Data entries:
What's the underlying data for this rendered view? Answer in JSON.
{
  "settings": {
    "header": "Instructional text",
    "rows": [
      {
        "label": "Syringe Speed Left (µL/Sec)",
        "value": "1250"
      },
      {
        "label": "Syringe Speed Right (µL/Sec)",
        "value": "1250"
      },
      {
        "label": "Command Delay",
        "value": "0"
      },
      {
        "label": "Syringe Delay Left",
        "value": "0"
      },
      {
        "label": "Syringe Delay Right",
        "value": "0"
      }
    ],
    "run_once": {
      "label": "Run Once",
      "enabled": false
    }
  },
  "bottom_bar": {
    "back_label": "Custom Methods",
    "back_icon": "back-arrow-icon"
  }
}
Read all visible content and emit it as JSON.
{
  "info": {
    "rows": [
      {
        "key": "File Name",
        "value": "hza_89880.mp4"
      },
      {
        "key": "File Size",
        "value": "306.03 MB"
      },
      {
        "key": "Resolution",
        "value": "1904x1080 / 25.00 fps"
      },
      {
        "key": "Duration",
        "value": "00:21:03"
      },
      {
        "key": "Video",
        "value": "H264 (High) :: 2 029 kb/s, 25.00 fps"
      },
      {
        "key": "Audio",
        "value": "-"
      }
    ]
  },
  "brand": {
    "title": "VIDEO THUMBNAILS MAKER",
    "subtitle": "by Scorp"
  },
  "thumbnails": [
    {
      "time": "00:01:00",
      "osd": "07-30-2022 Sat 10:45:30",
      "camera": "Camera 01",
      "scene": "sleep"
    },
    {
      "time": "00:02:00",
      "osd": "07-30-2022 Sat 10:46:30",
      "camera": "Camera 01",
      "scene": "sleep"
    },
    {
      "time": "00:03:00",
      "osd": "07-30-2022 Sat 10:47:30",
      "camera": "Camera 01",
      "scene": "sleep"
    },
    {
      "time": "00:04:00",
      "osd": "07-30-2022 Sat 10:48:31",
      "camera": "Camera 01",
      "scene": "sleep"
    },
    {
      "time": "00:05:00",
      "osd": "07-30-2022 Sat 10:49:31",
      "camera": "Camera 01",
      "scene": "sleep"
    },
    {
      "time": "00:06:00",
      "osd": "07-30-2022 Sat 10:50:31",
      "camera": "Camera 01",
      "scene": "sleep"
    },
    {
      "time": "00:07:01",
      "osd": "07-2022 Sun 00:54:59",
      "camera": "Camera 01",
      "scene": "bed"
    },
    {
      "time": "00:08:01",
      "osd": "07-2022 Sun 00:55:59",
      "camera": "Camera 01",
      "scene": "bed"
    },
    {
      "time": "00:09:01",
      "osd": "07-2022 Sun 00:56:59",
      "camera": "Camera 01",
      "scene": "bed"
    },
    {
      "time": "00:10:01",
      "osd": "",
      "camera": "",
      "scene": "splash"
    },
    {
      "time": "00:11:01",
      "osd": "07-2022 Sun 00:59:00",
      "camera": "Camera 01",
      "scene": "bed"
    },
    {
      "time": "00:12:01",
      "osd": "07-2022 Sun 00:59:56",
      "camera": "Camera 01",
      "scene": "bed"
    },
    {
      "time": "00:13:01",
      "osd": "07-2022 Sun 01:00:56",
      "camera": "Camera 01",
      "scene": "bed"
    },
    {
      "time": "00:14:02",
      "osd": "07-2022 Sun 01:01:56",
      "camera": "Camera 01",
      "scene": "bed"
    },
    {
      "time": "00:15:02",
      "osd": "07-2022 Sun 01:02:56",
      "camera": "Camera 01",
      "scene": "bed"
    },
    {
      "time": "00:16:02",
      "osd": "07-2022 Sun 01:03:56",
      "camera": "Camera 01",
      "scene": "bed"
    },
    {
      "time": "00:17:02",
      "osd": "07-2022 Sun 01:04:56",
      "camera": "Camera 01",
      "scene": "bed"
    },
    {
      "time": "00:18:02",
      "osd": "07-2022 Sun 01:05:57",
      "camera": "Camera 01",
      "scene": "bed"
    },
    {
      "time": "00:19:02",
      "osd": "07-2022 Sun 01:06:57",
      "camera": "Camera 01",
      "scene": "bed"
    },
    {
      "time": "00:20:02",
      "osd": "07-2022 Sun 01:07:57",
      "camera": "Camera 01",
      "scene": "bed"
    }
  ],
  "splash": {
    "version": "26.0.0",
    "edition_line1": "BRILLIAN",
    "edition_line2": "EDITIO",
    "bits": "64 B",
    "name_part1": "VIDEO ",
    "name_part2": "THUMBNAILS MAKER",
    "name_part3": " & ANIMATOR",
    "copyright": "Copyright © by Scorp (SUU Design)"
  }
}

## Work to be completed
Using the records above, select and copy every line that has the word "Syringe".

## Task solution
        "label": "Syringe Speed Left (µL/Sec)",
        "label": "Syringe Speed Right (µL/Sec)",
        "label": "Syringe Delay Left",
        "label": "Syringe Delay Right",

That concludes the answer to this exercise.